┌──
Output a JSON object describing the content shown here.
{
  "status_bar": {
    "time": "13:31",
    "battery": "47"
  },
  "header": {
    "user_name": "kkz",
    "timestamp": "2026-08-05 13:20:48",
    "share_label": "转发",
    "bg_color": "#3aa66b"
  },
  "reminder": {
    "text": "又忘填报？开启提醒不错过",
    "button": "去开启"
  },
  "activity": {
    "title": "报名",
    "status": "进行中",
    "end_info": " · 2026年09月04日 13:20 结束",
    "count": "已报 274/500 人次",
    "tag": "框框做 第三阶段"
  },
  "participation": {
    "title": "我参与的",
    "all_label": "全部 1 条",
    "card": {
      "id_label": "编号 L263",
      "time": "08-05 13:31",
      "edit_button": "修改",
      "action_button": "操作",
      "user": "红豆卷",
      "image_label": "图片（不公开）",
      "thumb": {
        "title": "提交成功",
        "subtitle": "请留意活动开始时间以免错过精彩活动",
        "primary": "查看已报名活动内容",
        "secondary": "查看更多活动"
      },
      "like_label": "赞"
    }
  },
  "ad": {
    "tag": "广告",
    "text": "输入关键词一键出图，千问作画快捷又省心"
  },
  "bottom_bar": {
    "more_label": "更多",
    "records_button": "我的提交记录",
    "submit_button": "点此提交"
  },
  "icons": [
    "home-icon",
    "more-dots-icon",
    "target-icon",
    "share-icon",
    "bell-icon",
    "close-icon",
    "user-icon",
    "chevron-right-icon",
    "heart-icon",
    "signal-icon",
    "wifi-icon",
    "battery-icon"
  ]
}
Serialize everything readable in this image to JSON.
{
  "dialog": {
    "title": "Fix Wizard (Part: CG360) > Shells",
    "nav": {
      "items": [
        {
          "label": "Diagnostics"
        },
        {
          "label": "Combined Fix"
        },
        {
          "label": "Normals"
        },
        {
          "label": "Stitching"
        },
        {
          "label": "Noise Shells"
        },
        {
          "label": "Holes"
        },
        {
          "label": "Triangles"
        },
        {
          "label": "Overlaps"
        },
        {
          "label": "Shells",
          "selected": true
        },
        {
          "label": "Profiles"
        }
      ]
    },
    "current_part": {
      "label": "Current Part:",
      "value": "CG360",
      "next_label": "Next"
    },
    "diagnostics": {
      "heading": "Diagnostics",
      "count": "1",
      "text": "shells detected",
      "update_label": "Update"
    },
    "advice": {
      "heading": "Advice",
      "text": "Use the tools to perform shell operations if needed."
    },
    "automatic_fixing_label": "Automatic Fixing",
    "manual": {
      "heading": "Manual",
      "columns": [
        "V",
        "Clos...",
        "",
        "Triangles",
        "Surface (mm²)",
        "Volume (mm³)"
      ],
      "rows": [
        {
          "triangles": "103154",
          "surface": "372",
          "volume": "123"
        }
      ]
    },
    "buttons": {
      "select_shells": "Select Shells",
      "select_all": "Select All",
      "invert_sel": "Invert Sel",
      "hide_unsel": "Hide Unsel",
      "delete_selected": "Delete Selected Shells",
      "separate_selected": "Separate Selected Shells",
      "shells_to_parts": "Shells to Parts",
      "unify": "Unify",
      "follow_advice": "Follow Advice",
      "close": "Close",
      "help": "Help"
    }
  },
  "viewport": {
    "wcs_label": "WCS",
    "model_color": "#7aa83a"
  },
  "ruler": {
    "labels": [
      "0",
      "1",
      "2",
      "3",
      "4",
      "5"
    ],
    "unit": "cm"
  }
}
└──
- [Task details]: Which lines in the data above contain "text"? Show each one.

- [Completed task]:
    "text": "又忘填报？开启提醒不错过",
    "text": "输入关键词一键出图，千问作画快捷又省心"
      "text": "shells detected",
      "text": "Use the tools to perform shell operations if needed."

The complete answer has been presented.